Six months ago, in January, this year’s blogging season began for me with the letter A. I looked at the words that the editors had chosen to illustrate, and therefore highlight, in the 1979 Merriam Webster’s Dictionary.
At six kilograms and a volume of 7650 cubic centimetres, the Dictionary is a slab of language, as hefty as any gravity-based weapon, and as monumental (to my mind) as the stone stele carrying the Code of Hammurabi. Compared literally, it’s sized like the brain of a killer whale.
There are 2666 pages.
So I better move on to B if I intend to finish my survey within the next, shall we say, ten years.
I’ll discuss only the illustrated words.
B is the first letter of the naturally occurring brain and bronchus and bird and banyan, of the essential bucket and basket, the ingenious bicycle, the inventive bridge, the unfortunate bullet, and of the Buddha. Also, of Braille.
All to be expected. But wait:

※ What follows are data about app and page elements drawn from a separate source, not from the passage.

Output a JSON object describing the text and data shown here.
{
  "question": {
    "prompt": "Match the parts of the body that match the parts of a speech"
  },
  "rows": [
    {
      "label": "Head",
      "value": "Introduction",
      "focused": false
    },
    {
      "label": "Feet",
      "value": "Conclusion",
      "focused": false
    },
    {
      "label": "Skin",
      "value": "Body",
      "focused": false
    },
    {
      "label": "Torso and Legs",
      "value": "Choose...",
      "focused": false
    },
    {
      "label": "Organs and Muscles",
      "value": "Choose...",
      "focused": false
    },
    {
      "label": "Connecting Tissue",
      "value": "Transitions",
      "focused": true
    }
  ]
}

Brussel sprouts are given their pictorial due, as is the bulb of the meadow lilly. Were those really the “best” items to illustrate?
How about choosing to illustrate the following words?
The technical: barefaced tenon, bevel gear, bibcock, bobinet, beylaying pin.
The furniture: bag table, Boston rocker, bonnet top, Brewster chair, butterfly table, breakfront, bulkhead, butterfly table.
Lastly, here’s a nonstandard illustration of branch. I won’t ask what the fundamental difference is between numbers 1 and 3, and whether them both being called Y branch indicates a redundant inclusion. Some questions oughtn’t be asked of artefacts from the pre-internet era.